Tuesday Tea-Time Thoughts: Dinner Vs. Supper

Cherished readers, The Lady’s circle of friends is known for chatting about a variety of subjects. Today as they gathered for tea indoors in the conservatory (a pox on all the rain!) a lively discussion ensued on using the words Dinner and Supper. They asked me my thoughts on the matter (bless them!)

The Lady believes that the heaviest meal of the day is properly called Dinner, whether this large meal takes place at the noon hour or in the evening. There are locales whose inhabitants use these words interchangeably to describe the evening meal. The word dinner on its own does not indicate the time of day of the meal, only that it is the largest meal of the day. In truth, The Lady has not heard the word Supper being used very often lately.

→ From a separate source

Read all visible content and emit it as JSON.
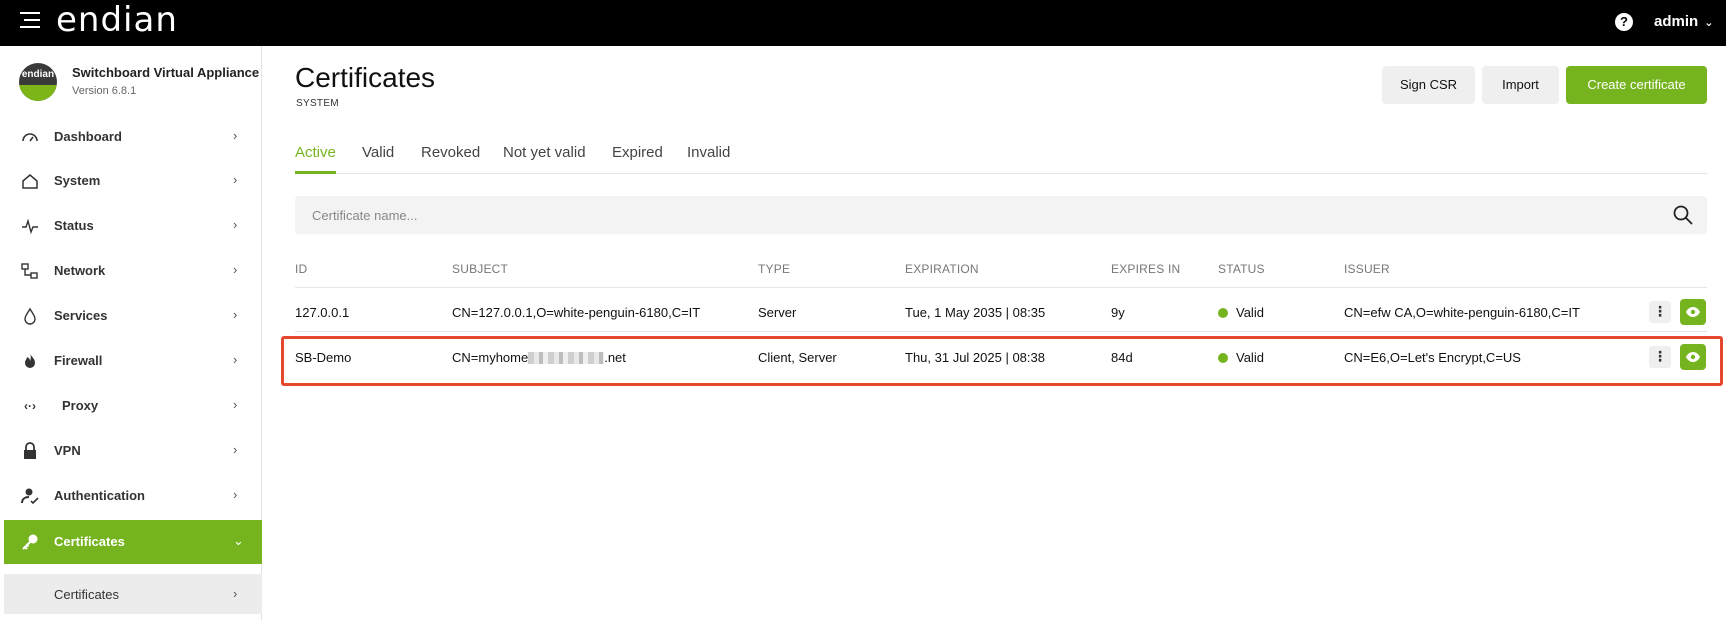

Does The Lady feel that you will be judged harshly for mixing the two words? No.

To add some flair to her own speech (and to pay homage to her wonderful French teacher) The Lady likes to refer to her meals using the French phrases: petit dejeuner for breakfast, dejeuner for lunch and diner for dinner. Or she merely uses the generic repas to describe a meal.

When in doubt, give things a little French flair and you will always sound correct!

Jusqu’à la prochaine fois,

The Lady Hooper-Brackett

Food Friday: Okie Dokie Artichokie

Cherished readers, because my posts about Food and Table Manners seem to be the most popular, I have designated Fridays as Food Fridays. Today’s post deals with artichokes, because people seem confused about how to eat them and also because we Hooper-Bracketts like to eat them here at the estate.

The artichoke is a study in contrasting textures. You have the tender leaves,  the inedible fuzzy ‘choke’ and finally the soft heart. Did you know that the artichoke is in the thistle family? When we cook it and eat it, it is an immature thistle bud. Here is the artichoke in all of its blooming glory:

Artichike flower.jpg

But as we are not interested in growing it…let’s get back to consuming it.

When you are served an artichoke, you must remember that it is a finger food. You pull the leaves off (one at a time), dip the meaty base into the sauce that is served with the artichoke (usually a hollandaise or a lemon butter) and then pull the leaf through your teeth to scrape off the end dipped in sauce. You would then place the inedible part of the leaf on the side of your plate. (Be neat!) You will proceed with each leaf in this fashion until you reach the center where you will find the fuzzy ‘choke’. Remove this fuzzy layer with a spoon, but don’t scrape too deeply…you want to keep the best part intact: The heart. You may cut heart into small bits and dip in the sauce.

For those who need a visual, The Lady found this short video for your viewing pleasure.

Best Food Wishes,

The Lady Hooper-Brackett

A Question of Asparagus

Cherished readers, The Lady was pleased to find this electronic correspondence while she sipped coffee this morning.

Dear Lady Hooper-Brackett, 

I am a busy mom with three young sons. I have tried to teach them correct table manners. During our weekly Try-A-New-Food night meal, I served asparagus to them for the first time. I had instructed them that they could eat the asparagus spears with their fingers, but my husband told me that he felt this wasn’t correct. Do you know?

Signed,

Trying My Best 

Dear Trying My Best,

You ask if I know the answer and The Lady humbly says….why, yes, I do.

You may use the side of your fork to gently cut the soft part of the asparagus spear, impale it on the fork, and then convey it to your mouth. This method is preferred in most conservative circles, especially if the asparagus is quite soft and has been covered in some type of sauce.

If, however, the stalks are firm with the sauce only applied to the tops, you may properly pick the spears up with your fingers and eat the soft edible part down to the tough part of the spear. You would then neatly place the devoured stalks on the side of your plate.

You did not reveal to The Lady how you served this noble vegetable to your family, so I cannot say whether or not your husband was wrong in correcting you. I do commend you most effusively for introducing your sons to new foods. I am sure they are on their way to being cultured gentlemen.

Best Mealtime Wishes,

The Lady Hooper-Brackett

 

 

Hostess Hint: Setting The Table For Guests

Cherished readers, The Lady Hooper-Brackett spoke to a group of her friends about planning ahead for entertaining for guests. One easy way to take some stress off is to set the table ahead of time. Years ago a kind older lady gave me this tip and I have used it each time I’ve had guests.

Set your complete table the day before you will be entertaining. Lay out your serving dishes on the sideboard, also. Take clear shower curtains or other clear plastic sheeting and lay it over the settings and dishes. Keeps dirt and dust off and then you merely remove right before the guests arrive.

Incidentally, if you have eager young table setters, a cute way to have them remember where the silverware is to be placed on the table is thus:

Spoon and Knife….5 letters same as RIGHT

Fork…4 letters sames as LEFT.

The Lady hopes that the youth of the world will be as interested in good table settings. It is a nicety that we should all revisit in the civilized world.

Best Table Wishes,

The Lady Hooper-Brackett